Fatigue or tired – what’s the difference?
Tiredness happens to all of us. We’re constantly on the go and never seem to get a good night’s sleep. We get up in the morning and we’re tired. We come home in the evening, and we’re tired. We go to bed at night tired.
Fatigue is something else and we shouldn’t confuse the two.
Fatigue tends to be a long-term problem and can be brought on by health issues and/or stress.
Let me share some natural ways to beat fatigue and increase your energy for the roller coaster life you live.
Jump off the blood sugar roller coaster
Have you checked your sugar levels?
It’s a good idea to keep a check on your sugar levels, even if you’re not diabetic.
Your goal with healthy eating is to stabilize your blood sugar. I recommend to my clients to try eating every three to four hours. A healthy snack between meals will help keep your sugar levels stabilized.
Your sugar levels will spike and then crash based on the foods you eat. It’s easy to tell when your sugar has crashed. Eat a bowl of sugary cereal for breakfast or a sweet sugary pastry and within three hours you’re starving and ready to crash.
Try these natural ways to balance your blood sugar, and boost your energy naturally:
- Eating every 3-4 hours gives your body the nutrients and fuel it needs to keep your blood sugar – and energy levels steady
- Consuming foods that are low on the glycemic index (think fruits and veggies, whole grains) instead of the higher sugar white breads and pastas.
- Eating protein with every meal to slow down the release of carbohydrates into your bloodstream. Protein is broken down and released slower so you’re less likely to have a blood sugar spike and subsequent crash.
Put your tennis shoes on and get moving!
Fatigue tells you to sit right there and don’t move.

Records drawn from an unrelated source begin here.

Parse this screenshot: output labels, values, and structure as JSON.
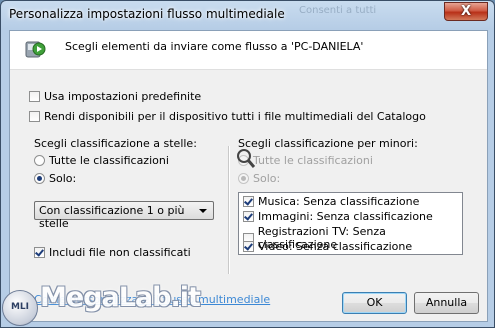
{
  "window": {
    "title": "Personalizza impostazioni flusso multimediale",
    "ghost_text": "Consenti a tutti",
    "close_label": "X"
  },
  "header": {
    "text": "Scegli elementi da inviare come flusso a 'PC-DANIELA'",
    "icon": "media-stream-icon"
  },
  "options": {
    "use_defaults": {
      "label": "Usa impostazioni predefinite",
      "checked": false
    },
    "make_available": {
      "label": "Rendi disponibili per il dispositivo tutti i file multimediali del Catalogo",
      "checked": false
    }
  },
  "star_rating": {
    "heading": "Scegli classificazione a stelle:",
    "all_label": "Tutte le classificazioni",
    "only_label": "Solo:",
    "selected": "only",
    "dropdown_value": "Con classificazione 1 o più stelle",
    "include_unrated": {
      "label": "Includi file non classificati",
      "checked": true
    }
  },
  "parental": {
    "heading": "Scegli classificazione per minori:",
    "all_label": "Tutte le classificazioni",
    "only_label": "Solo:",
    "selected": "only",
    "items": [
      {
        "label": "Musica: Senza classificazione",
        "checked": true
      },
      {
        "label": "Immagini: Senza classificazione",
        "checked": true
      },
      {
        "label": "Registrazioni TV: Senza classificazione",
        "checked": false
      },
      {
        "label": "Video: Senza classificazione",
        "checked": true
      }
    ]
  },
  "footer": {
    "link": "Come personalizzare il flusso multimediale",
    "ok_label": "OK",
    "cancel_label": "Annulla"
  },
  "watermark": {
    "text": "MegaLab.it",
    "badge": "MLI"
  },
  "colors": {
    "title_bar": "#b6cde6",
    "close_button": "#c44a33",
    "link": "#0066cc"
  }
}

By the end of the day you’re worn out from just sitting.
Get up and move. The more you move – whether you’re exercising, walking or some other activity; you’ll be surprised at the boost of energy you’ll experience.
I’m not talking about an hour at the gym, just get up and walk briskly for about 10 minutes. You’ll have energy for the next two hours.
I try to get up from my desk every two hours and walk for 10 minutes or so. This revives me for the next round of work and drives the fatigue away.
If you’re sitting at a desk all day, do your best to get up and walk throughout your day.
Go to bed
What’s the quality of your sleep?
Are you tossing and turning all night?
Getting up multiple times during the night?
Any of those problems will have a big impact on your energy and will cause you to have fatigue.
Restful sleep is just a few tips away. Try these for a restful night’s sleep:
- Avoid tech in the bedroom, or within 1-2 hours of bedtime. Even the small amount of light, especially the blue light emitted from devices, interrupts your body’s circadian rhythm. Your brain still thinks it’s daytime and won’t wind down.
- Avoid caffeine late in the day – or avoid all together if this is a problem for you
- Try to create a regular sleep/wake schedule to help your body develop a sleep routine = good sleep hygiene.
- Dab a bit of calming lavender essential oil on your temples before bed or put a few drops on your pillow. Breathe in the calm.
Water – Water – Water!
How much water are you drinking during the day?
Fatigue and dehydration go hand in hand.
When your body is dehydrated stress begins to take over. Before you reach for that coffee or energy drink to perk you up, consider switching to plain old water. While caffeine is usually the first choice for busting out of an energy slump, it can be dehydrating.
Even mild dehydration impairs our concentration, decreases our mood and zaps our energy.
Are you dehydrated?
Check the color of your urine. If it’s the color of straw, you’re good to go. If it’s a darker yellow color, it’s time to drink up.
If you’re still craving a caffeine hit, try the Energizing Matcha Smoothie recipe below.
Matcha gives a longer lasting energy boost than coffee. It doesn’t hit you hard and then cause you to crash. Plus, it is really delicious!
Energy Boosting Matcha Smoothie
1 cup of unsweetened almond milk (or other non-dairy milk)
1 scoop of vanilla protein powder (your choice, no added sugar)
1-2 tsp matcha green tea powder (start with less if you’re new to matcha – it packs a kick!)
½ frozen banana
Ice cubes (optional)
1 large handful of spinach or kale (optional, but recommended)
How to prepare
Combine all ingredients into a blender and blend until desired smoothness is achieved.
Sip and enjoy the energy boost!
Glycemic Index Foundation – https://www.gisymbol.com/about-glycemic-index/
California State University Long Beach, Public Affairs & Publications – https://web.csulb.edu/misc/inside/archives/vol_58_no_4/1.htm
National Sleep Foundation – https://sleepfoundation.org/press-release/what-good-quality-sleep